**Your goal**
Would you please copy each line of the data in which the string "incl" occurs?

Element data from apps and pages
-*-*-

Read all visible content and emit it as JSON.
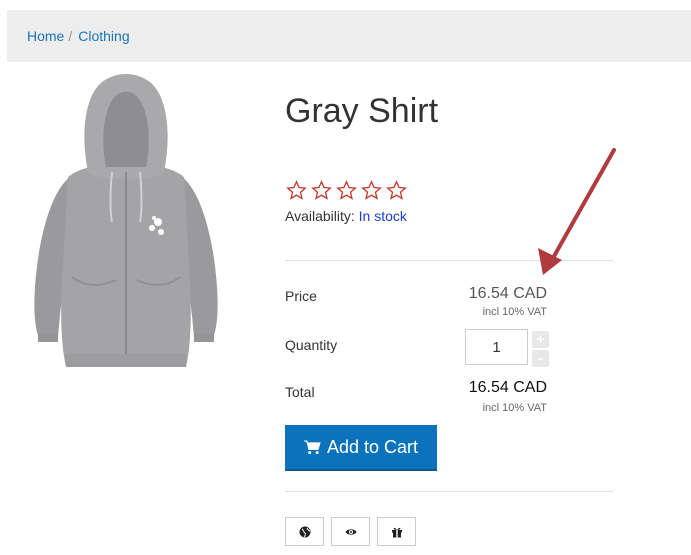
{
  "breadcrumb": {
    "items": [
      "Home",
      "Clothing"
    ],
    "separator": "/"
  },
  "product": {
    "title": "Gray Shirt",
    "rating": 0,
    "max_rating": 5,
    "availability_label": "Availability:",
    "availability_value": "In stock"
  },
  "pricing": {
    "price_label": "Price",
    "price_value": "16.54 CAD",
    "price_vat": "incl 10% VAT",
    "quantity_label": "Quantity",
    "quantity_value": "1",
    "quantity_plus": "+",
    "quantity_minus": "-",
    "total_label": "Total",
    "total_value": "16.54 CAD",
    "total_vat": "incl 10% VAT"
  },
  "actions": {
    "add_to_cart_label": "Add to Cart",
    "icon_buttons": [
      "globe-icon",
      "eye-icon",
      "gift-icon"
    ]
  },
  "colors": {
    "link": "#1a73b8",
    "star": "#c0392b",
    "button": "#0b73bc",
    "arrow": "#b03a3e",
    "availability": "#1a3ccf"
  }
}
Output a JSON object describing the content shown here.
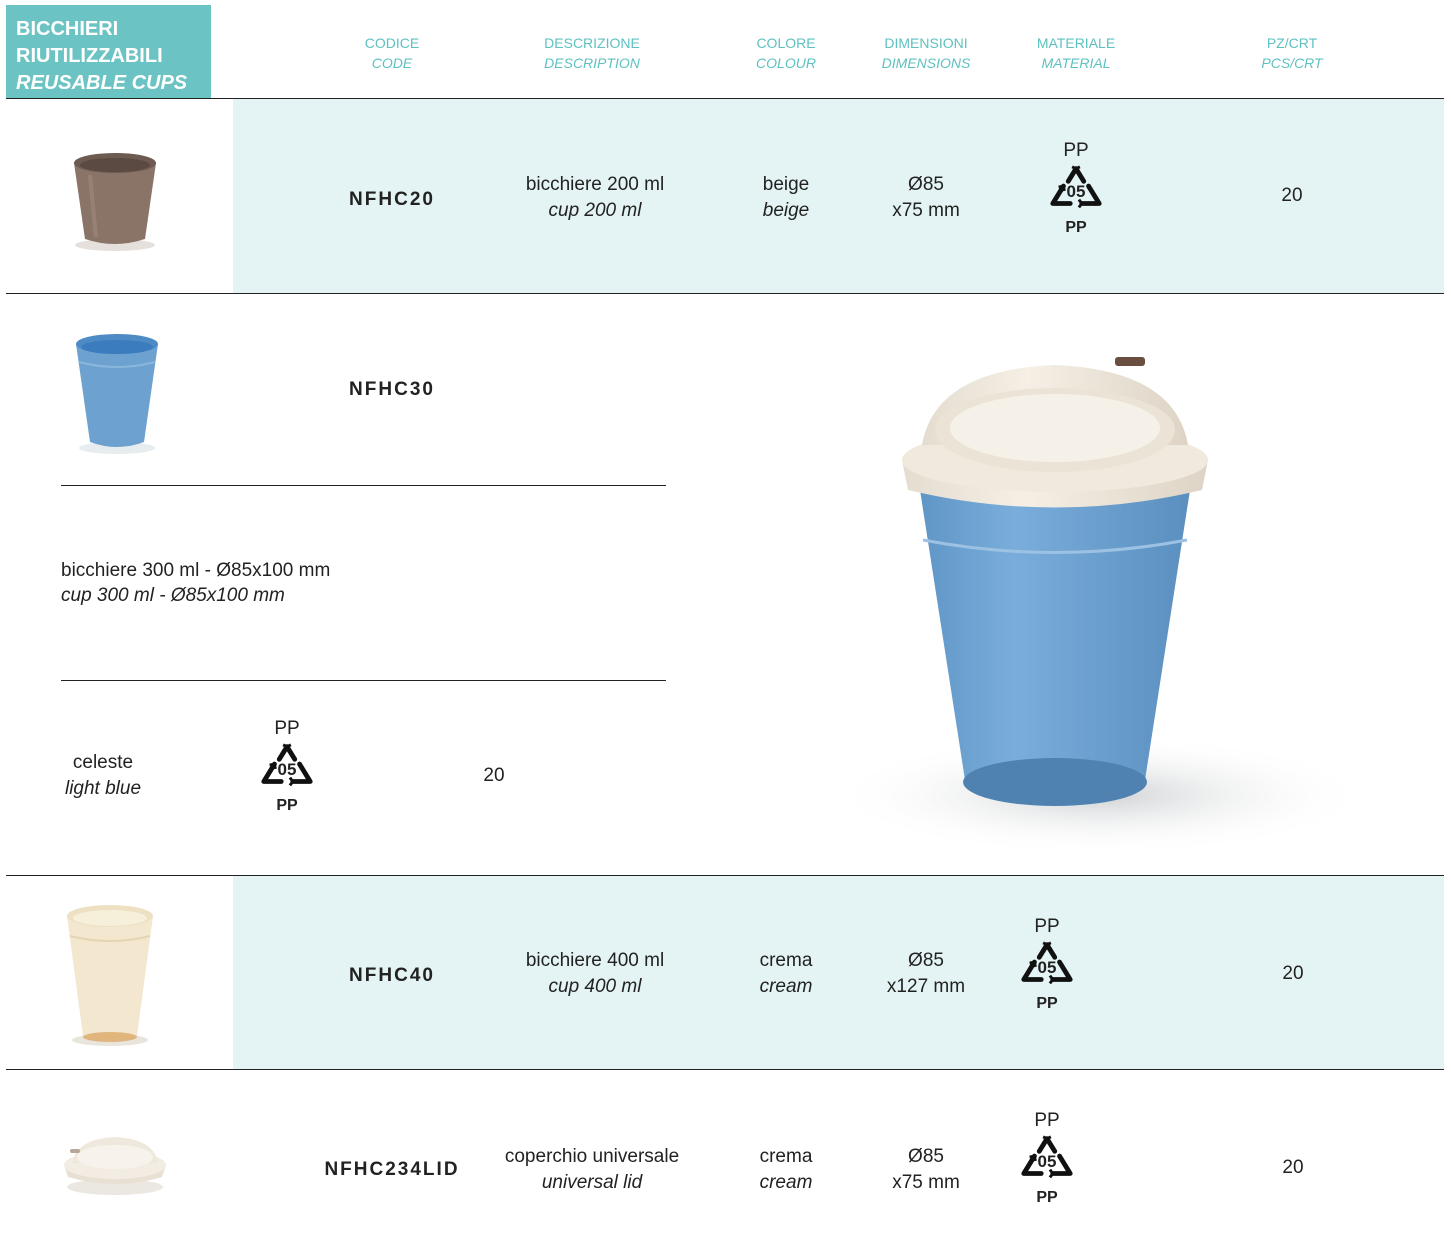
{
  "header": {
    "title_it_1": "BICCHIERI",
    "title_it_2": "RIUTILIZZABILI",
    "title_en": "REUSABLE CUPS",
    "columns": [
      {
        "it": "CODICE",
        "en": "CODE"
      },
      {
        "it": "DESCRIZIONE",
        "en": "DESCRIPTION"
      },
      {
        "it": "COLORE",
        "en": "COLOUR"
      },
      {
        "it": "DIMENSIONI",
        "en": "DIMENSIONS"
      },
      {
        "it": "MATERIALE",
        "en": "MATERIAL"
      },
      {
        "it": "PZ/CRT",
        "en": "PCS/CRT"
      }
    ]
  },
  "recycle": {
    "top": "PP",
    "code": "05",
    "bottom": "PP"
  },
  "rows": [
    {
      "code": "NFHC20",
      "desc_it": "bicchiere 200 ml",
      "desc_en": "cup 200 ml",
      "color_it": "beige",
      "color_en": "beige",
      "dim_1": "Ø85",
      "dim_2": "x75 mm",
      "pcs": "20"
    },
    {
      "code": "NFHC30",
      "desc_it": "bicchiere 300 ml - Ø85x100 mm",
      "desc_en": "cup 300 ml - Ø85x100 mm",
      "color_it": "celeste",
      "color_en": "light blue",
      "pcs": "20"
    },
    {
      "code": "NFHC40",
      "desc_it": "bicchiere 400 ml",
      "desc_en": "cup 400 ml",
      "color_it": "crema",
      "color_en": "cream",
      "dim_1": "Ø85",
      "dim_2": "x127 mm",
      "pcs": "20"
    },
    {
      "code": "NFHC234LID",
      "desc_it": "coperchio universale",
      "desc_en": "universal lid",
      "color_it": "crema",
      "color_en": "cream",
      "dim_1": "Ø85",
      "dim_2": "x75 mm",
      "pcs": "20"
    }
  ],
  "colors": {
    "accent": "#6cc3c3",
    "band": "#e4f4f4",
    "cup_brown": "#8a7468",
    "cup_blue": "#6da2d0",
    "cup_cream": "#f3e7cf",
    "lid_white": "#f2ece2"
  }
}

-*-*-

**Reply to the task**
    "price_vat": "incl 10% VAT",
    "total_vat": "incl 10% VAT"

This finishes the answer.